    df='code to retrieve data from API'


And in the setup-file I just specified them in install_requires=[].

from setuptools import setup

      description='Easy access to Smart Energi API',
      author='Filip Wastberg',

In order to check that this had worked I ran:

$ python develop

This yielded some permission issues that I until this day can’t figure out how to solve (working on Mac).

The following error occurred while trying to add or remove files in the
installation directory:

    [Errno 13] Permission denied: '/Library/Python/2.7/site-packages/test-easy-install-49833.pth'

However, I was able to resolve this by instead writing (don’t ask me about details here):

$ python develop --user

Here I stumbled on my first difference between Python 2 and Python 3 .

Searching for json
Couldn't find index page for 'json' (maybe misspelled?)
Scanning index of all packages (this may take a while)
No local packages or download links found for json
error: Could not find suitable distribution for Requirement.parse('json')

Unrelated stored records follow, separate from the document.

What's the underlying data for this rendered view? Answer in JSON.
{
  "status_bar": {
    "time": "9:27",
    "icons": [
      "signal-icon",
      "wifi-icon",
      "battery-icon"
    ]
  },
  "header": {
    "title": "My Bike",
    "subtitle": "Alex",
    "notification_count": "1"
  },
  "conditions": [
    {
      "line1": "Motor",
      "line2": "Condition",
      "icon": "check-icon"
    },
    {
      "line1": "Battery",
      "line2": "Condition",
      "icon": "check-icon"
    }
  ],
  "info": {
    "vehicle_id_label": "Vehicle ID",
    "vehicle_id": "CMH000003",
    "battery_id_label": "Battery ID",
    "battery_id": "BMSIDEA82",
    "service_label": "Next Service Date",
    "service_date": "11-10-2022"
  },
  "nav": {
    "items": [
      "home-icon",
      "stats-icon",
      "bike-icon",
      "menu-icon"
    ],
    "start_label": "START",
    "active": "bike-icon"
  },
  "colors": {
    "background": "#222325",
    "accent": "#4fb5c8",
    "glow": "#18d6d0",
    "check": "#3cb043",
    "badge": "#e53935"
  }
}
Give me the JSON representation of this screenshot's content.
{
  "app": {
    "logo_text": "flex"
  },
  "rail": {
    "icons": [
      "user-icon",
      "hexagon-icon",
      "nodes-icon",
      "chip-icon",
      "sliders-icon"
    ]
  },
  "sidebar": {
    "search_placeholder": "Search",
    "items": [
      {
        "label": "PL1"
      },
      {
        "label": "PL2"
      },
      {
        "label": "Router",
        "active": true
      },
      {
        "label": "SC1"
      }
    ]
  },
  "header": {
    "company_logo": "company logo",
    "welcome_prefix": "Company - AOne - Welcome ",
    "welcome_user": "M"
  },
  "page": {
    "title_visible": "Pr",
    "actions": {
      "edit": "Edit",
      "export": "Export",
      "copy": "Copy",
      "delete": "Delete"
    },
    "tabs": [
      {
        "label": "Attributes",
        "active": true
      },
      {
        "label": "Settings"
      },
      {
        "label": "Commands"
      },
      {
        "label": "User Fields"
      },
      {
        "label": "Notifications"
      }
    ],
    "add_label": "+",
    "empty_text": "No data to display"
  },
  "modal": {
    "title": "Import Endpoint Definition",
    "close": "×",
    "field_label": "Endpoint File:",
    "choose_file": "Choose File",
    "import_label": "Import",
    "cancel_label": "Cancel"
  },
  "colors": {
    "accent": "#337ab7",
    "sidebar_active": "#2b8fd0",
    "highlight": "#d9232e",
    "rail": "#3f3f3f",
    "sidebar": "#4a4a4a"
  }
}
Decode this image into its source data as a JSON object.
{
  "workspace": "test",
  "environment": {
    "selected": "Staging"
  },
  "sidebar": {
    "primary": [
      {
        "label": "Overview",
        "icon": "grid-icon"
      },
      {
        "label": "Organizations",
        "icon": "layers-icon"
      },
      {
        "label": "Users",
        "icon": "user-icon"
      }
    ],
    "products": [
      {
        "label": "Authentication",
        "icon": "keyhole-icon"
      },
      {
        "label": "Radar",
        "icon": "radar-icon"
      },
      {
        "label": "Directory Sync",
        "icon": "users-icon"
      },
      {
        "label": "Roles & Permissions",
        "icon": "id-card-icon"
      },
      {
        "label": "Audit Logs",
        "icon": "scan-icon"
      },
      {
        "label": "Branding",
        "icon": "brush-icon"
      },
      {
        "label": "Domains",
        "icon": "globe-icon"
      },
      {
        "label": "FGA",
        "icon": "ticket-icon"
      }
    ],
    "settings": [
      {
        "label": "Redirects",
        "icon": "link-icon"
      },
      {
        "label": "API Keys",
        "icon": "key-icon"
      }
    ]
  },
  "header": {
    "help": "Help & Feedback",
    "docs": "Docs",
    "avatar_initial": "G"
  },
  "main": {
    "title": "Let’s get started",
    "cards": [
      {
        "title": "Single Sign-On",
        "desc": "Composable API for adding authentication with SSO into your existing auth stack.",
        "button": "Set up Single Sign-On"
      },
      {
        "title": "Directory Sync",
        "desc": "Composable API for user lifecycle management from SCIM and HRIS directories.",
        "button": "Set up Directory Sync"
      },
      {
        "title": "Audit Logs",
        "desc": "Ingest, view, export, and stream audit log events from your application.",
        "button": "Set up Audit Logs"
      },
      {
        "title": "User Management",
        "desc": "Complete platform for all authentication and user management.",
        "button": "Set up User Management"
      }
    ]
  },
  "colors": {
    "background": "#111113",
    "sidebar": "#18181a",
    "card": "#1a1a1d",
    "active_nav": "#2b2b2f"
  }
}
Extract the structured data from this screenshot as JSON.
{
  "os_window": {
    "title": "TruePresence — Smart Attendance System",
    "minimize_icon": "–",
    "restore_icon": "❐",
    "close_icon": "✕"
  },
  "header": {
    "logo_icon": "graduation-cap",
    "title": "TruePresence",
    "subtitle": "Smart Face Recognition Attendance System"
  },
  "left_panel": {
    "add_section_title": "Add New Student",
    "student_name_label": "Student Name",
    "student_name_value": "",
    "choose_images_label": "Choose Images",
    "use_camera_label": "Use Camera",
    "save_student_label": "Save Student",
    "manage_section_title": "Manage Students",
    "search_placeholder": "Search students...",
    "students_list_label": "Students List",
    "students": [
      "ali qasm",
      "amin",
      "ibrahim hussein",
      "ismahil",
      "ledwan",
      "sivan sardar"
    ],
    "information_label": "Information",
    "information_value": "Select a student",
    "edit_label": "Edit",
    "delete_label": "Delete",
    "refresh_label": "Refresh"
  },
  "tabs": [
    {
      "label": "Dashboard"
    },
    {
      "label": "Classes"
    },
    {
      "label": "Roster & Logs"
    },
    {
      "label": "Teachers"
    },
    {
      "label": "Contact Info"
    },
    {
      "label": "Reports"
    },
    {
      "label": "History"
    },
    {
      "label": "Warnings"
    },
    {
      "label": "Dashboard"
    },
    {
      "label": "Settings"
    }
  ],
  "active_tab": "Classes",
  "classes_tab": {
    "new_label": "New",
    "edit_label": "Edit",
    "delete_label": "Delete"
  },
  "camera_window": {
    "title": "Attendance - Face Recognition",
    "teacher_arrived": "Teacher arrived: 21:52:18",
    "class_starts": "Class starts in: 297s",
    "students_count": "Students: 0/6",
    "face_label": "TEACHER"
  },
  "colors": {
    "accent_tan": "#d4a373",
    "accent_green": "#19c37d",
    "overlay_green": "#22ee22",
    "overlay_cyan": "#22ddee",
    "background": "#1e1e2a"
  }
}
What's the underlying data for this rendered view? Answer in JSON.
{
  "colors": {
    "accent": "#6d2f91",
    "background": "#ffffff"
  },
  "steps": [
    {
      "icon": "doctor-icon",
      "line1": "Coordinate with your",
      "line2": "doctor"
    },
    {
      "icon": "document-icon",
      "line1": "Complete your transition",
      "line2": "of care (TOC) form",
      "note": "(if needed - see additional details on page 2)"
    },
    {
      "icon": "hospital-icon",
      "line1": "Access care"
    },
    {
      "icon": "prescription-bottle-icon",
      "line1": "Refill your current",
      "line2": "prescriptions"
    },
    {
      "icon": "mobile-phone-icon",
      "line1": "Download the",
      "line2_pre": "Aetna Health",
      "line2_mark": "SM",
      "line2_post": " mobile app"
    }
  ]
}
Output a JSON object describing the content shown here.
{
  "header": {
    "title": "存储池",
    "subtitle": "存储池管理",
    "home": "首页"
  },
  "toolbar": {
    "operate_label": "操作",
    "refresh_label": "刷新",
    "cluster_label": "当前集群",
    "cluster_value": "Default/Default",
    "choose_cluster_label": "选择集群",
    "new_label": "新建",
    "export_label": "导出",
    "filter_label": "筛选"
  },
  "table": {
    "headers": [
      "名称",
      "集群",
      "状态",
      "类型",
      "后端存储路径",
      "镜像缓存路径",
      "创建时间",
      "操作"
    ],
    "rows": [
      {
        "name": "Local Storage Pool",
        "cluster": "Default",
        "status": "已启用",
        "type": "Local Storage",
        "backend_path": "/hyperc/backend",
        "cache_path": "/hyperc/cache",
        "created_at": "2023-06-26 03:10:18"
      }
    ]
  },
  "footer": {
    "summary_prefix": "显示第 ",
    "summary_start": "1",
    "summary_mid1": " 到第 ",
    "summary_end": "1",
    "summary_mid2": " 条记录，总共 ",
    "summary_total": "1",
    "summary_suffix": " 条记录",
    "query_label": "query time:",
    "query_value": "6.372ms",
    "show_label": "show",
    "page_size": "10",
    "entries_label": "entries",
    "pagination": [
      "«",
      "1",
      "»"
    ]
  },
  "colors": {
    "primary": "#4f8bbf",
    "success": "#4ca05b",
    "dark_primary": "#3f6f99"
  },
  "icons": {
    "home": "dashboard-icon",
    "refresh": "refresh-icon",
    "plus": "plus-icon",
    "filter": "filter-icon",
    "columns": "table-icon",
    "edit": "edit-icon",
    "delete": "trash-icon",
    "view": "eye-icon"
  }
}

This is apparently because json is included in Python 3. So I had to remove json, because it is already loaded.

When running the code again a series of installations started. This took around half an hour.

When it was done I tried to install the package again from Git. This time I was able to succesfully install the package and run the function (yeeeey).


It’s easy for me to say that I prefer R for creating packages. I know the R eco system fairly well. However, and correct me if I’m wrong, I do think that it is more common to create your own packages to abstract code in R than it is in Python. But this is strictly based on my own observations of Python code. There are numerous helpful packages in R that makes making a package really easy and I struggled to find any equivilants in Python(if there are packages in Python similar to usethis and roxygen2, do tell). The alternative to creating packages is often to copy and paste code between different projects. The simplicity of creating R packages makes us use this strategy less, which I think is great for data science.

With that said I think that the dependency handling in Python is somewhat more straigh forward than in R. One thing that I really like about Python is the ability to switch between environments. You can create a new environment that is “clean” and try out things. I also think that the structure of exporting and importing functions is easier when creating a Python package.